May 29, 2021 at 4:24 pm

peteroznewman

Subscriber

Hello Qing
Dynamics solvers are used when inertial forces are a significant portion of the internal forces caused by deformation. Rolling is a low speed process so the inertial forces are insignificant. That means you could solve this problem using the Static Structural solver.

The Static Structural solver permits you to apply rotations to rollers and move a sheet through the roller system. Though time is used in Static Structural, it is only used to keep track of load increments and so is arbitrary and by default, each step is 1 second in a multistep solution.

The most important feature to include in your simulation is Plasticity in the Material model. The simplest plasticity material model is Bilinear Kinematic Hardening.

The benefit of Explicit Dynamics over implicit solvers such as Static or Transient Structural is that the contact algorithm is very robust. However, this sheet rolling problem is not too difficult and can be made to work in Static Structural.

The problem with Explicit Dynamics is the very tiny time steps it is required to take. The time step is dictated by the materials and the smallest element in the whole model. The way to reduce your wait time is to move things faster than in real life, but not so fast that the inertia forces start to become significant.

I recommend you start with Static Structural. Make the roller bodies have a Stiffness Behavior of Rigid. Put 8 linear elements through the thickness of the sheet. Try a 2D plane strain model as that will solve very fast if you can get the boundary conditions the way you need them. For a 2D model, you need surfaces in the XY plane.

The Static Structural solver permits you to apply rotations to rollers and move a sheet through the roller system. Though time is used in Static Structural, it is only used to keep track of load increments and so is arbitrary and by default, each step is 1 second in a multistep solution.

The most important feature to include in your simulation is Plasticity in the Material model. The simplest plasticity material model is Bilinear Kinematic Hardening.

The benefit of Explicit Dynamics over implicit solvers such as Static or Transient Structural is that the contact algorithm is very robust. However, this sheet rolling problem is not too difficult and can be made to work in Static Structural.

The problem with Explicit Dynamics is the very tiny time steps it is required to take. The time step is dictated by the materials and the smallest element in the whole model. The way to reduce your wait time is to move things faster than in real life, but not so fast that the inertia forces start to become significant.

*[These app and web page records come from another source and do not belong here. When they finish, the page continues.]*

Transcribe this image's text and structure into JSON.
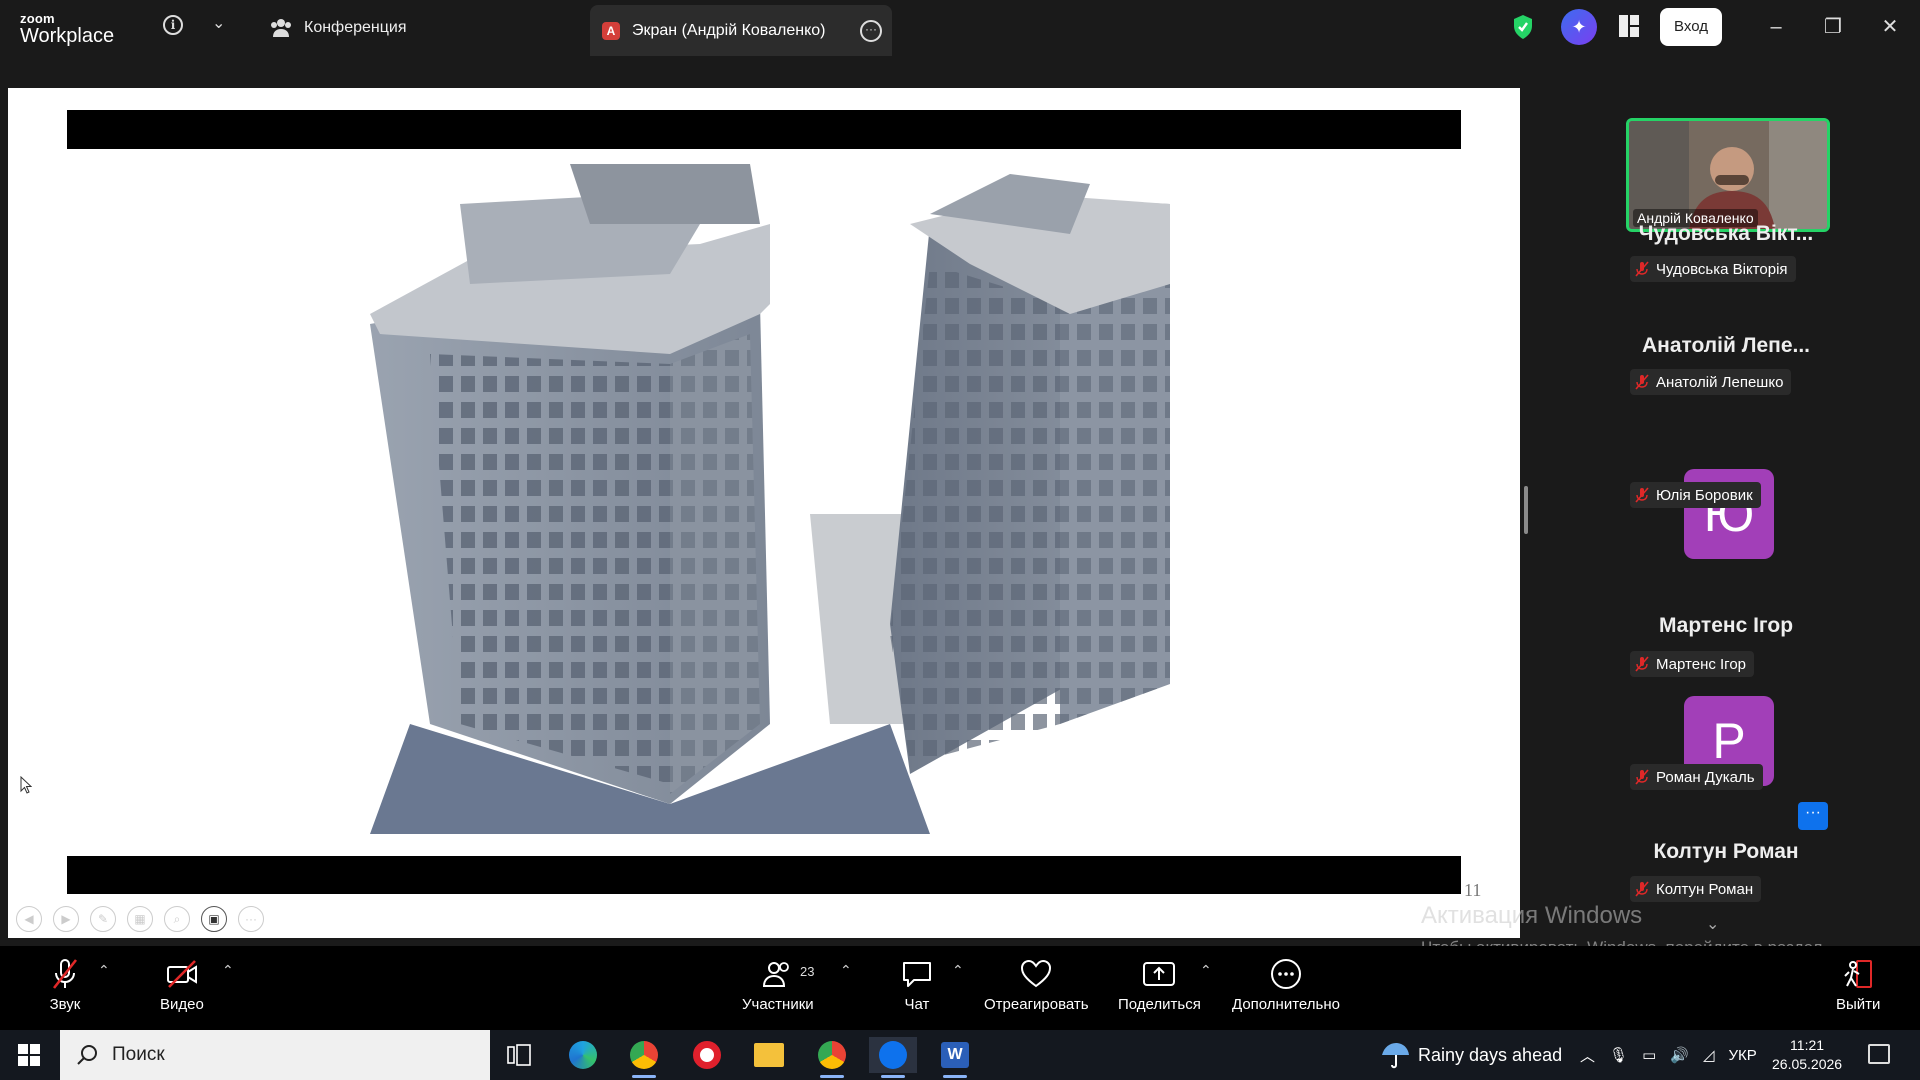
{
  "app": {
    "logo_line1": "zoom",
    "logo_line2": "Workplace",
    "tab_conference": "Конференция",
    "tab_share_badge": "A",
    "tab_share": "Экран (Андрій Коваленко)",
    "login_button": "Вход",
    "accent_green": "#25d366",
    "accent_blue": "#0e72ed"
  },
  "slide": {
    "page_number": "11"
  },
  "panel": {
    "self_name": "Андрій Коваленко",
    "participants": [
      {
        "display": "Чудовська Вікт...",
        "tag": "Чудовська Вікторія",
        "mic": "muted"
      },
      {
        "display": "Анатолій Лепе...",
        "tag": "Анатолій Лепешко",
        "mic": "muted"
      },
      {
        "avatar_letter": "Ю",
        "avatar_color": "#a23fb8",
        "tag": "Юлія Боровик",
        "mic": "muted"
      },
      {
        "display": "Мартенс Ігор",
        "tag": "Мартенс Ігор",
        "mic": "muted"
      },
      {
        "avatar_letter": "Р",
        "avatar_color": "#a23fb8",
        "tag": "Роман Дукаль",
        "mic": "muted"
      },
      {
        "display": "Колтун Роман",
        "tag": "Колтун Роман",
        "mic": "muted"
      }
    ]
  },
  "watermark": {
    "title": "Активация Windows",
    "subtitle": "Чтобы активировать Windows, перейдите в раздел \"Параметры\"."
  },
  "toolbar": {
    "audio": "Звук",
    "video": "Видео",
    "participants": "Участники",
    "participants_count": "23",
    "chat": "Чат",
    "react": "Отреагировать",
    "share": "Поделиться",
    "more": "Дополнительно",
    "leave": "Выйти"
  },
  "taskbar": {
    "search_placeholder": "Поиск",
    "weather": "Rainy days ahead",
    "lang": "УКР",
    "time": "11:21",
    "date": "26.05.2026"
  }
}
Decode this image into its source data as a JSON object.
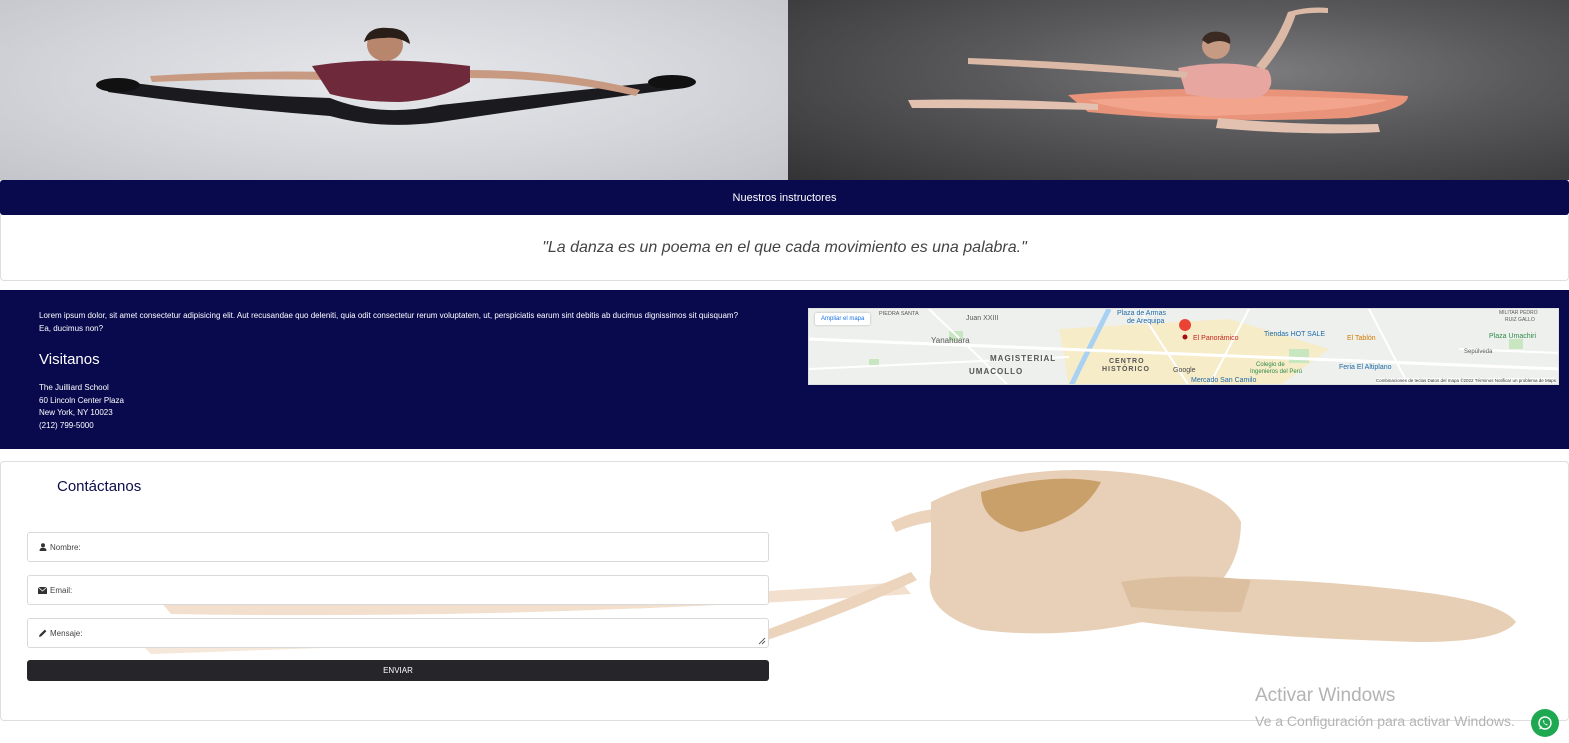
{
  "hero": {
    "left_image": "male dancer jumping split",
    "right_image": "female ballerina leaping in pink tutu"
  },
  "band": {
    "label": "Nuestros instructores"
  },
  "quote": {
    "text": "\"La danza es un poema en el que cada movimiento es una palabra.\""
  },
  "info": {
    "lorem": "Lorem ipsum dolor, sit amet consectetur adipisicing elit. Aut recusandae quo deleniti, quia odit consectetur rerum voluptatem, ut, perspiciatis earum sint debitis ab ducimus dignissimos sit quisquam? Ea, ducimus non?",
    "visit_title": "Visitanos",
    "address": [
      "The Juilliard School",
      "60 Lincoln Center Plaza",
      "New York, NY 10023",
      "(212) 799-5000"
    ]
  },
  "map": {
    "enlarge": "Ampliar el mapa",
    "labels": {
      "piedra_santa": "PIEDRA SANTA",
      "juan": "Juan XXIII",
      "plaza_armas": "Plaza de Armas",
      "plaza_armas2": "de Arequipa",
      "yanahuara": "Yanahuara",
      "magisterial": "MAGISTERIAL",
      "umacollo": "UMACOLLO",
      "centro": "CENTRO",
      "historico": "HISTÓRICO",
      "panoramico": "El Panorámico",
      "tiendas": "Tiendas HOT SALE",
      "tablon": "El Tablón",
      "umachiri": "Plaza Umachiri",
      "feria": "Feria El Altiplano",
      "colegio": "Colegio de",
      "colegio2": "Ingenieros del Perú",
      "mercado": "Mercado San Camilo",
      "militar": "MILITAR PEDRO",
      "militar2": "RUIZ GALLO",
      "sepulveda": "Sepúlveda",
      "google": "Google"
    },
    "footer": "Combinaciones de teclas   Datos del mapa ©2022   Términos   Notificar un problema de Maps"
  },
  "contact": {
    "title": "Contáctanos",
    "name_placeholder": "Nombre:",
    "email_placeholder": "Email:",
    "message_placeholder": "Mensaje:",
    "send_label": "ENVIAR"
  },
  "windows": {
    "line1": "Activar Windows",
    "line2": "Ve a Configuración para activar Windows."
  },
  "colors": {
    "navy": "#090a4e",
    "button": "#25252a",
    "whatsapp": "#1da851"
  }
}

I recommend you start with Static Structural. Make the roller bodies have a Stiffness Behavior of Rigid. Put 8 linear elements through the thickness of the sheet. Try a 2D plane strain model as that will solve very fast if you can get the boundary conditions the way you need them. For a 2D model, you need surfaces in the XY plane.